- [Directions] Make an exact copy of the data below, leaving out every picture.

Stored data
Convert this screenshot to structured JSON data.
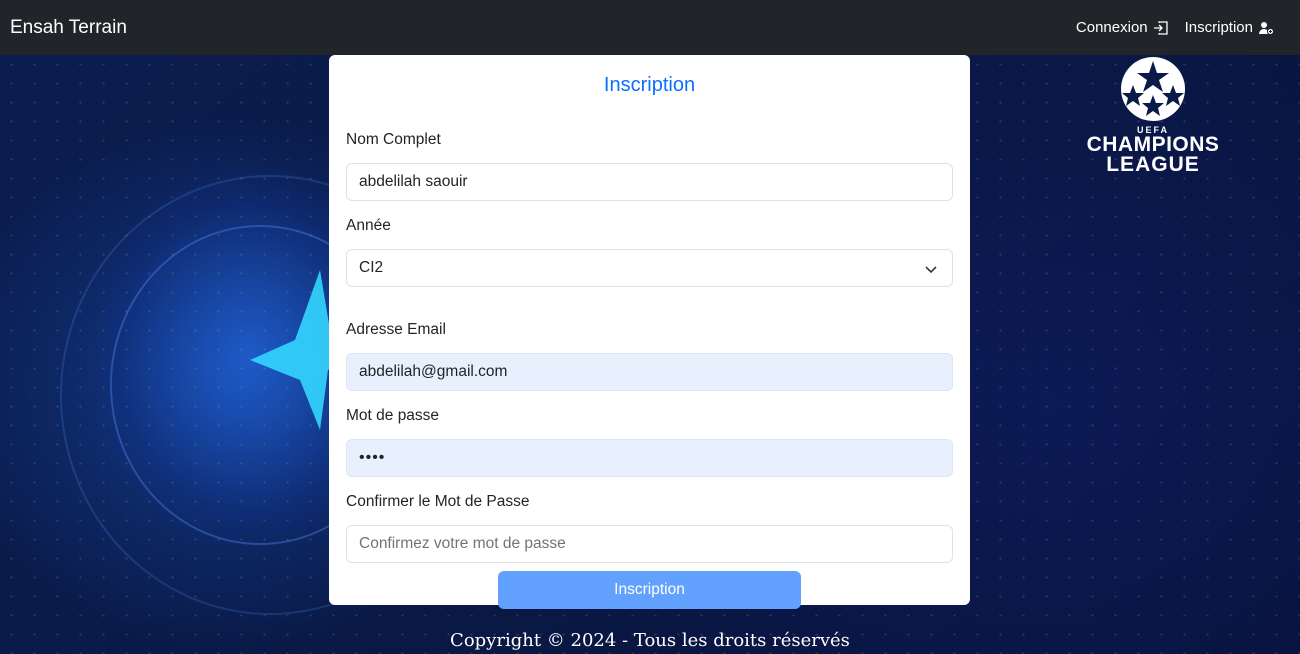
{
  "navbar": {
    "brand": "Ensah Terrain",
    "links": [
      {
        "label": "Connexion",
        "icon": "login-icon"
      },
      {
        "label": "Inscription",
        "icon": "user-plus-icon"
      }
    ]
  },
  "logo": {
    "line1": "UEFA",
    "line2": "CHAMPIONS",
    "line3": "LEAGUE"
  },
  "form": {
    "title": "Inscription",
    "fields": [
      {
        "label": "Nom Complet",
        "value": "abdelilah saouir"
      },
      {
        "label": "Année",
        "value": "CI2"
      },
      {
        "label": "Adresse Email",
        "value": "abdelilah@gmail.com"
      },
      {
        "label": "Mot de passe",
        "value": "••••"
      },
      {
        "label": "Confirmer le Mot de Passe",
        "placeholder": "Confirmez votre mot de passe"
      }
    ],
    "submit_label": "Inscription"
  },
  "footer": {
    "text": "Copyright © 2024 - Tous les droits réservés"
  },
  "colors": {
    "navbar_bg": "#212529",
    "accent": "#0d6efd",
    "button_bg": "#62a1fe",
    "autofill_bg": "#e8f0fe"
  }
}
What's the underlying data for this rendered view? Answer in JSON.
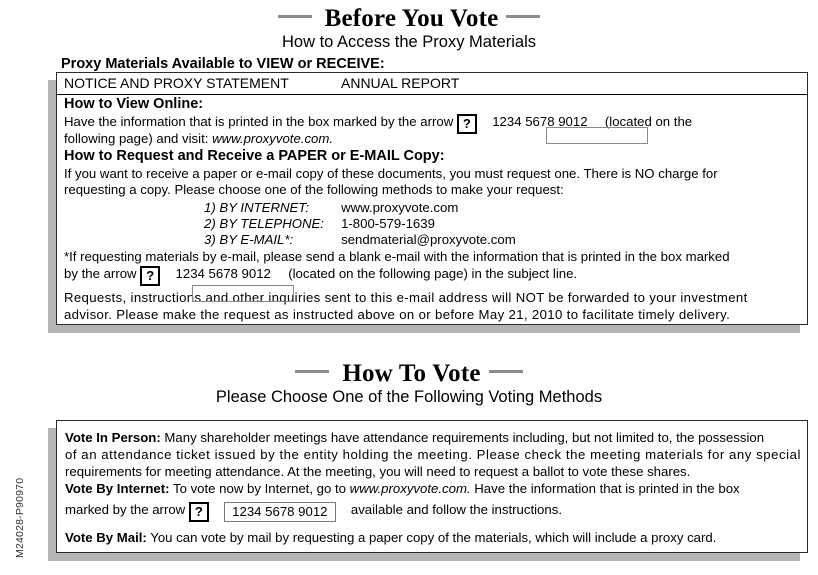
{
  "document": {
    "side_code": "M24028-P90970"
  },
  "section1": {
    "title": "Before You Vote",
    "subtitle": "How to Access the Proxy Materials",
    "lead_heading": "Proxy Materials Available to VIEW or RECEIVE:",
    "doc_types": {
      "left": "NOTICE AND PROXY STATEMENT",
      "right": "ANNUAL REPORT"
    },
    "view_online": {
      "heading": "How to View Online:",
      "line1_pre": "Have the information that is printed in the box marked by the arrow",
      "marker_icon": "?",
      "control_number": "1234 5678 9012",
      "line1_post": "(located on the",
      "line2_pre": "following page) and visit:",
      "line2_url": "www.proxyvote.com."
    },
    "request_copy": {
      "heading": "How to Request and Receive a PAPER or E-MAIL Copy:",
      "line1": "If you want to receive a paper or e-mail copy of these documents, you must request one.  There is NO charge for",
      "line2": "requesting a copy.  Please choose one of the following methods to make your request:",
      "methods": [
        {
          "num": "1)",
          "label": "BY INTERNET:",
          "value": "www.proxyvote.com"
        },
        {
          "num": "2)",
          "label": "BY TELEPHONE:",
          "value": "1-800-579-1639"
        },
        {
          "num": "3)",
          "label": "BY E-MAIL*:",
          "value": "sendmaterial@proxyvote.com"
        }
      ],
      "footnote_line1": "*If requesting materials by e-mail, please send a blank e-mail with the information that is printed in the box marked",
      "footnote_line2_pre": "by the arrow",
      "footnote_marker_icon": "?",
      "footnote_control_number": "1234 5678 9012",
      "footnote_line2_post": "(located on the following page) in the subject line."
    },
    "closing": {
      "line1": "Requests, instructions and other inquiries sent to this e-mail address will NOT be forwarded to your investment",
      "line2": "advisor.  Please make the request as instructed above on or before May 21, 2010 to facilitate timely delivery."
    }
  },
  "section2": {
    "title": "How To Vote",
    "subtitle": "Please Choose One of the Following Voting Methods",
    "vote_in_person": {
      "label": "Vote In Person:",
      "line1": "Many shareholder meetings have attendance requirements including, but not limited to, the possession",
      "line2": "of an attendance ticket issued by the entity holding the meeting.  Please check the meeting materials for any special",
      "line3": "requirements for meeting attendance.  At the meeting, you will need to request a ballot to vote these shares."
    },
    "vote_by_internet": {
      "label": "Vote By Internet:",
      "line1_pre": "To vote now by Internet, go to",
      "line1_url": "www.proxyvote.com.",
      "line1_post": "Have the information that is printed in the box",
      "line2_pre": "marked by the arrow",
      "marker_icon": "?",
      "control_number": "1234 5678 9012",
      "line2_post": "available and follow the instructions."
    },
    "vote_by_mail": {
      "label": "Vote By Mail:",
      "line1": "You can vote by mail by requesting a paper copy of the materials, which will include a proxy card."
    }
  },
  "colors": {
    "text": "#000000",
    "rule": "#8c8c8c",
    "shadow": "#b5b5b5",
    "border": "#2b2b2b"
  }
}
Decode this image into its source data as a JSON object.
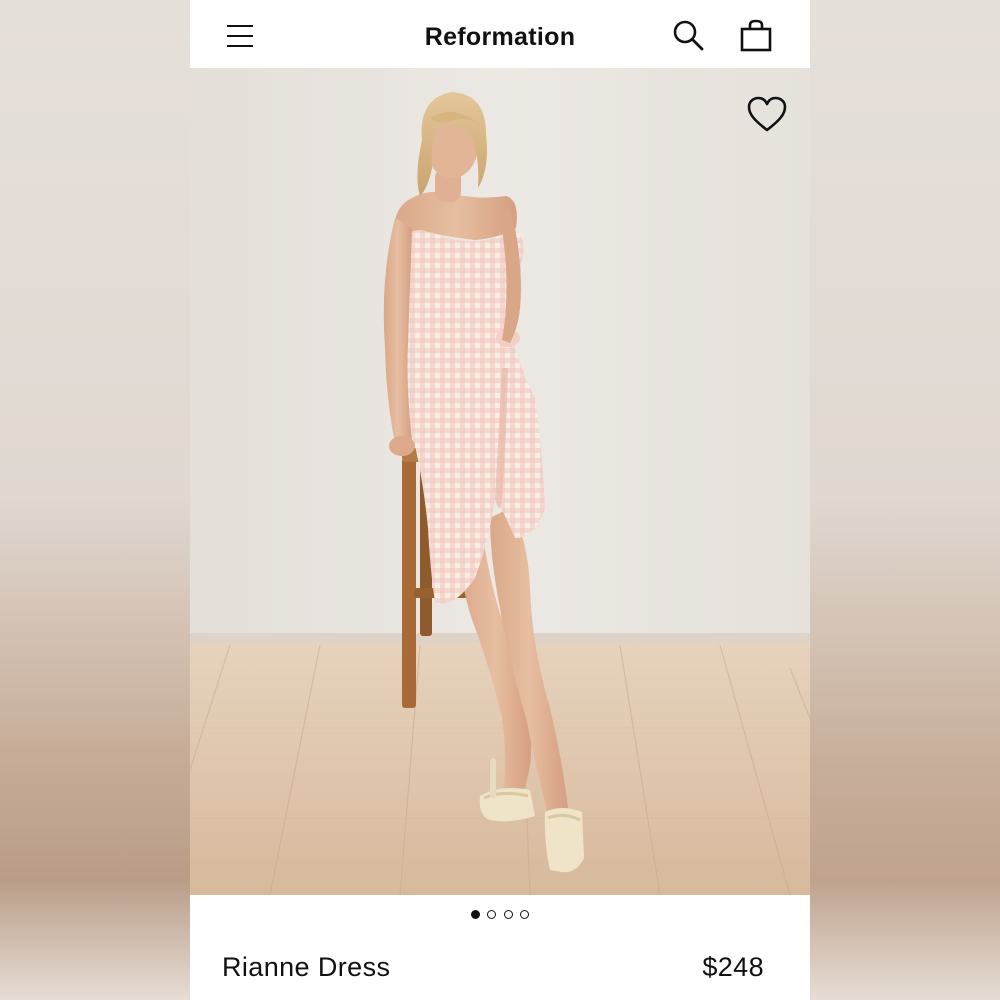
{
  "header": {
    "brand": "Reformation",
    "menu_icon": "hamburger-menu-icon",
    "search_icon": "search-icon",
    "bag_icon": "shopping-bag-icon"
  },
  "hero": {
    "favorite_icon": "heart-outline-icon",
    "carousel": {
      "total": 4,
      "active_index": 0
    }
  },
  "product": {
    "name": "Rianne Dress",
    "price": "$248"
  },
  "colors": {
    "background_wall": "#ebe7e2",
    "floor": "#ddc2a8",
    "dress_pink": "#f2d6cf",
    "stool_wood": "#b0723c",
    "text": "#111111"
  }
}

- [Task result]
Convert this screenshot to structured JSON data.
{
  "navbar": {
    "brand": "Ensah Terrain",
    "links": [
      {
        "label": "Connexion",
        "icon": "login-icon"
      },
      {
        "label": "Inscription",
        "icon": "user-plus-icon"
      }
    ]
  },
  "logo": {
    "line1": "UEFA",
    "line2": "CHAMPIONS",
    "line3": "LEAGUE"
  },
  "form": {
    "title": "Inscription",
    "fields": [
      {
        "label": "Nom Complet",
        "value": "abdelilah saouir"
      },
      {
        "label": "Année",
        "value": "CI2"
      },
      {
        "label": "Adresse Email",
        "value": "abdelilah@gmail.com"
      },
      {
        "label": "Mot de passe",
        "value": "••••"
      },
      {
        "label": "Confirmer le Mot de Passe",
        "placeholder": "Confirmez votre mot de passe"
      }
    ],
    "submit_label": "Inscription"
  },
  "footer": {
    "text": "Copyright © 2024 - Tous les droits réservés"
  },
  "colors": {
    "navbar_bg": "#212529",
    "accent": "#0d6efd",
    "button_bg": "#62a1fe",
    "autofill_bg": "#e8f0fe"
  }
}
What's the underlying data for this rendered view? Answer in JSON.
{
  "document": {
    "side_code": "M24028-P90970"
  },
  "section1": {
    "title": "Before You Vote",
    "subtitle": "How to Access the Proxy Materials",
    "lead_heading": "Proxy Materials Available to VIEW or RECEIVE:",
    "doc_types": {
      "left": "NOTICE AND PROXY STATEMENT",
      "right": "ANNUAL REPORT"
    },
    "view_online": {
      "heading": "How to View Online:",
      "line1_pre": "Have the information that is printed in the box marked by the arrow",
      "marker_icon": "?",
      "control_number": "1234 5678 9012",
      "line1_post": "(located on the",
      "line2_pre": "following page) and visit:",
      "line2_url": "www.proxyvote.com."
    },
    "request_copy": {
      "heading": "How to Request and Receive a PAPER or E-MAIL Copy:",
      "line1": "If you want to receive a paper or e-mail copy of these documents, you must request one.  There is NO charge for",
      "line2": "requesting a copy.  Please choose one of the following methods to make your request:",
      "methods": [
        {
          "num": "1)",
          "label": "BY INTERNET:",
          "value": "www.proxyvote.com"
        },
        {
          "num": "2)",
          "label": "BY TELEPHONE:",
          "value": "1-800-579-1639"
        },
        {
          "num": "3)",
          "label": "BY E-MAIL*:",
          "value": "sendmaterial@proxyvote.com"
        }
      ],
      "footnote_line1": "*If requesting materials by e-mail, please send a blank e-mail with the information that is printed in the box marked",
      "footnote_line2_pre": "by the arrow",
      "footnote_marker_icon": "?",
      "footnote_control_number": "1234 5678 9012",
      "footnote_line2_post": "(located on the following page) in the subject line."
    },
    "closing": {
      "line1": "Requests, instructions and other inquiries sent to this e-mail address will NOT be forwarded to your investment",
      "line2": "advisor.  Please make the request as instructed above on or before May 21, 2010 to facilitate timely delivery."
    }
  },
  "section2": {
    "title": "How To Vote",
    "subtitle": "Please Choose One of the Following Voting Methods",
    "vote_in_person": {
      "label": "Vote In Person:",
      "line1": "Many shareholder meetings have attendance requirements including, but not limited to, the possession",
      "line2": "of an attendance ticket issued by the entity holding the meeting.  Please check the meeting materials for any special",
      "line3": "requirements for meeting attendance.  At the meeting, you will need to request a ballot to vote these shares."
    },
    "vote_by_internet": {
      "label": "Vote By Internet:",
      "line1_pre": "To vote now by Internet, go to",
      "line1_url": "www.proxyvote.com.",
      "line1_post": "Have the information that is printed in the box",
      "line2_pre": "marked by the arrow",
      "marker_icon": "?",
      "control_number": "1234 5678 9012",
      "line2_post": "available and follow the instructions."
    },
    "vote_by_mail": {
      "label": "Vote By Mail:",
      "line1": "You can vote by mail by requesting a paper copy of the materials, which will include a proxy card."
    }
  },
  "colors": {
    "text": "#000000",
    "rule": "#8c8c8c",
    "shadow": "#b5b5b5",
    "border": "#2b2b2b"
  }
}
Decode this image into its source data as a JSON object.
{
  "header": {
    "brand": "Reformation",
    "menu_icon": "hamburger-menu-icon",
    "search_icon": "search-icon",
    "bag_icon": "shopping-bag-icon"
  },
  "hero": {
    "favorite_icon": "heart-outline-icon",
    "carousel": {
      "total": 4,
      "active_index": 0
    }
  },
  "product": {
    "name": "Rianne Dress",
    "price": "$248"
  },
  "colors": {
    "background_wall": "#ebe7e2",
    "floor": "#ddc2a8",
    "dress_pink": "#f2d6cf",
    "stool_wood": "#b0723c",
    "text": "#111111"
  }
}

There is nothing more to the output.